• _EXERCISE OBJECTIVE_
Reproduce the whole listing exactly.

• _SUPPLIED MATERIAL_
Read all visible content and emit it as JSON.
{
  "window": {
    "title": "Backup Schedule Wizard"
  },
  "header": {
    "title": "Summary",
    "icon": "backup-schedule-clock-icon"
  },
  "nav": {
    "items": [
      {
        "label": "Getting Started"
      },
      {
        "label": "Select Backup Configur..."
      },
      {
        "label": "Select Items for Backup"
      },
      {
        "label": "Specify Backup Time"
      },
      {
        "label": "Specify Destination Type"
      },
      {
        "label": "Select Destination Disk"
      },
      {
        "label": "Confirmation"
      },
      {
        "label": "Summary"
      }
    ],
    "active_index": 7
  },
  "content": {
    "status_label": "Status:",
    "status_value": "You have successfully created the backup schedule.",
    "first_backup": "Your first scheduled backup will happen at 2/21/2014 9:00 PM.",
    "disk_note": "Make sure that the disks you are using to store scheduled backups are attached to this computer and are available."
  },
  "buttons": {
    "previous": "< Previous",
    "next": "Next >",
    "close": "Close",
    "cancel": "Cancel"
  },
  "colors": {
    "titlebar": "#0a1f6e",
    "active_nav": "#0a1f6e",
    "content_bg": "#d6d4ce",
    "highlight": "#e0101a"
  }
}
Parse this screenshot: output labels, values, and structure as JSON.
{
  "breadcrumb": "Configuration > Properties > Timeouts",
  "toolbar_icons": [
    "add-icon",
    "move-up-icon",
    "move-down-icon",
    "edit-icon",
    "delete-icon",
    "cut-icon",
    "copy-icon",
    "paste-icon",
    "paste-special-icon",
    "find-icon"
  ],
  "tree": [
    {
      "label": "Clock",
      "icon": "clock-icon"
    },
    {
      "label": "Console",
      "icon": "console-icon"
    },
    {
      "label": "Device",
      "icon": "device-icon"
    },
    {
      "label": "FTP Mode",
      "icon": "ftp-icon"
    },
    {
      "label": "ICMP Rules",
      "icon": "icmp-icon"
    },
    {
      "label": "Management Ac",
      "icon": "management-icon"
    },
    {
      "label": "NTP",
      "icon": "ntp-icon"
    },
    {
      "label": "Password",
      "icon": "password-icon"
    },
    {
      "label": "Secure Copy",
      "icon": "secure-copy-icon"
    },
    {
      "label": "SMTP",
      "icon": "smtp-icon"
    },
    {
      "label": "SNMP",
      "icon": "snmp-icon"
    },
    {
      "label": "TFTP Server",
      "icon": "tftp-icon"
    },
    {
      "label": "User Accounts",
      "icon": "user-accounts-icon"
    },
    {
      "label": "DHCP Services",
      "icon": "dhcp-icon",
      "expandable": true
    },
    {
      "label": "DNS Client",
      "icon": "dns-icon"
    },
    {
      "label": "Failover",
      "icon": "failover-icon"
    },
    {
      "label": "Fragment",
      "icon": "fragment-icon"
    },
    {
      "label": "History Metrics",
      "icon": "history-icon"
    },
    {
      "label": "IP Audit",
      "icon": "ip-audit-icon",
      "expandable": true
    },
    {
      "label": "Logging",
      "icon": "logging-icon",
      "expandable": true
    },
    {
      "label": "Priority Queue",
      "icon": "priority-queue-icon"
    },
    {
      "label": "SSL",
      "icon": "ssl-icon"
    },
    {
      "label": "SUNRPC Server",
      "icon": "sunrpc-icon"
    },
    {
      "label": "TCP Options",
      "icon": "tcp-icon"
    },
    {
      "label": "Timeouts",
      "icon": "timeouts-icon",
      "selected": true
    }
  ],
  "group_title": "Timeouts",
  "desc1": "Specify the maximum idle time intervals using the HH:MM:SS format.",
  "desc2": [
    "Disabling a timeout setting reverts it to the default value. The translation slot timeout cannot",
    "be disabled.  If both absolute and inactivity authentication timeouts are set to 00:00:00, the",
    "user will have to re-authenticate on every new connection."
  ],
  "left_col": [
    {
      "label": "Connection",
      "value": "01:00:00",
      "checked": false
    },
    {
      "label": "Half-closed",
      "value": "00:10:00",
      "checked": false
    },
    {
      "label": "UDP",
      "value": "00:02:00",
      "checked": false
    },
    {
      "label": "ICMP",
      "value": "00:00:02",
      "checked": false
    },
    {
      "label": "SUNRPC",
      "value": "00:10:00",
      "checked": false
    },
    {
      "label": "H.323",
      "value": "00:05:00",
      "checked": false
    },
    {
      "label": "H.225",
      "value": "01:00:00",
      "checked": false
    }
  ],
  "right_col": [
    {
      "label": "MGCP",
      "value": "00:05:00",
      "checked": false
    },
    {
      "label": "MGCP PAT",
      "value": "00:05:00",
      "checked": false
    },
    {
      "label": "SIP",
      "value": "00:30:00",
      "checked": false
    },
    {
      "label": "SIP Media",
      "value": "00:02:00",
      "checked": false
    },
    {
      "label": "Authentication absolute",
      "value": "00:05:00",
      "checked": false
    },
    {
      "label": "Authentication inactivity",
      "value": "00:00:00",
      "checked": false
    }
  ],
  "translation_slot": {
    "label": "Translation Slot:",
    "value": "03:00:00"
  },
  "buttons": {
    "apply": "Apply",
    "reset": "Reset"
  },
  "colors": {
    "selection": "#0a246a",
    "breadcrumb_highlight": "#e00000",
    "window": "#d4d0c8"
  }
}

• _RESULT BELOW_
Read all visible content and emit it as JSON.
{
  "window": {
    "title": "Backup Schedule Wizard"
  },
  "header": {
    "title": "Summary",
    "icon": "backup-schedule-clock-icon"
  },
  "nav": {
    "items": [
      {
        "label": "Getting Started"
      },
      {
        "label": "Select Backup Configur..."
      },
      {
        "label": "Select Items for Backup"
      },
      {
        "label": "Specify Backup Time"
      },
      {
        "label": "Specify Destination Type"
      },
      {
        "label": "Select Destination Disk"
      },
      {
        "label": "Confirmation"
      },
      {
        "label": "Summary"
      }
    ],
    "active_index": 7
  },
  "content": {
    "status_label": "Status:",
    "status_value": "You have successfully created the backup schedule.",
    "first_backup": "Your first scheduled backup will happen at 2/21/2014 9:00 PM.",
    "disk_note": "Make sure that the disks you are using to store scheduled backups are attached to this computer and are available."
  },
  "buttons": {
    "previous": "< Previous",
    "next": "Next >",
    "close": "Close",
    "cancel": "Cancel"
  },
  "colors": {
    "titlebar": "#0a1f6e",
    "active_nav": "#0a1f6e",
    "content_bg": "#d6d4ce",
    "highlight": "#e0101a"
  }
}
Parse this screenshot: output labels, values, and structure as JSON.
{
  "breadcrumb": "Configuration > Properties > Timeouts",
  "toolbar_icons": [
    "add-icon",
    "move-up-icon",
    "move-down-icon",
    "edit-icon",
    "delete-icon",
    "cut-icon",
    "copy-icon",
    "paste-icon",
    "paste-special-icon",
    "find-icon"
  ],
  "tree": [
    {
      "label": "Clock",
      "icon": "clock-icon"
    },
    {
      "label": "Console",
      "icon": "console-icon"
    },
    {
      "label": "Device",
      "icon": "device-icon"
    },
    {
      "label": "FTP Mode",
      "icon": "ftp-icon"
    },
    {
      "label": "ICMP Rules",
      "icon": "icmp-icon"
    },
    {
      "label": "Management Ac",
      "icon": "management-icon"
    },
    {
      "label": "NTP",
      "icon": "ntp-icon"
    },
    {
      "label": "Password",
      "icon": "password-icon"
    },
    {
      "label": "Secure Copy",
      "icon": "secure-copy-icon"
    },
    {
      "label": "SMTP",
      "icon": "smtp-icon"
    },
    {
      "label": "SNMP",
      "icon": "snmp-icon"
    },
    {
      "label": "TFTP Server",
      "icon": "tftp-icon"
    },
    {
      "label": "User Accounts",
      "icon": "user-accounts-icon"
    },
    {
      "label": "DHCP Services",
      "icon": "dhcp-icon",
      "expandable": true
    },
    {
      "label": "DNS Client",
      "icon": "dns-icon"
    },
    {
      "label": "Failover",
      "icon": "failover-icon"
    },
    {
      "label": "Fragment",
      "icon": "fragment-icon"
    },
    {
      "label": "History Metrics",
      "icon": "history-icon"
    },
    {
      "label": "IP Audit",
      "icon": "ip-audit-icon",
      "expandable": true
    },
    {
      "label": "Logging",
      "icon": "logging-icon",
      "expandable": true
    },
    {
      "label": "Priority Queue",
      "icon": "priority-queue-icon"
    },
    {
      "label": "SSL",
      "icon": "ssl-icon"
    },
    {
      "label": "SUNRPC Server",
      "icon": "sunrpc-icon"
    },
    {
      "label": "TCP Options",
      "icon": "tcp-icon"
    },
    {
      "label": "Timeouts",
      "icon": "timeouts-icon",
      "selected": true
    }
  ],
  "group_title": "Timeouts",
  "desc1": "Specify the maximum idle time intervals using the HH:MM:SS format.",
  "desc2": [
    "Disabling a timeout setting reverts it to the default value. The translation slot timeout cannot",
    "be disabled.  If both absolute and inactivity authentication timeouts are set to 00:00:00, the",
    "user will have to re-authenticate on every new connection."
  ],
  "left_col": [
    {
      "label": "Connection",
      "value": "01:00:00",
      "checked": false
    },
    {
      "label": "Half-closed",
      "value": "00:10:00",
      "checked": false
    },
    {
      "label": "UDP",
      "value": "00:02:00",
      "checked": false
    },
    {
      "label": "ICMP",
      "value": "00:00:02",
      "checked": false
    },
    {
      "label": "SUNRPC",
      "value": "00:10:00",
      "checked": false
    },
    {
      "label": "H.323",
      "value": "00:05:00",
      "checked": false
    },
    {
      "label": "H.225",
      "value": "01:00:00",
      "checked": false
    }
  ],
  "right_col": [
    {
      "label": "MGCP",
      "value": "00:05:00",
      "checked": false
    },
    {
      "label": "MGCP PAT",
      "value": "00:05:00",
      "checked": false
    },
    {
      "label": "SIP",
      "value": "00:30:00",
      "checked": false
    },
    {
      "label": "SIP Media",
      "value": "00:02:00",
      "checked": false
    },
    {
      "label": "Authentication absolute",
      "value": "00:05:00",
      "checked": false
    },
    {
      "label": "Authentication inactivity",
      "value": "00:00:00",
      "checked": false
    }
  ],
  "translation_slot": {
    "label": "Translation Slot:",
    "value": "03:00:00"
  },
  "buttons": {
    "apply": "Apply",
    "reset": "Reset"
  },
  "colors": {
    "selection": "#0a246a",
    "breadcrumb_highlight": "#e00000",
    "window": "#d4d0c8"
  }
}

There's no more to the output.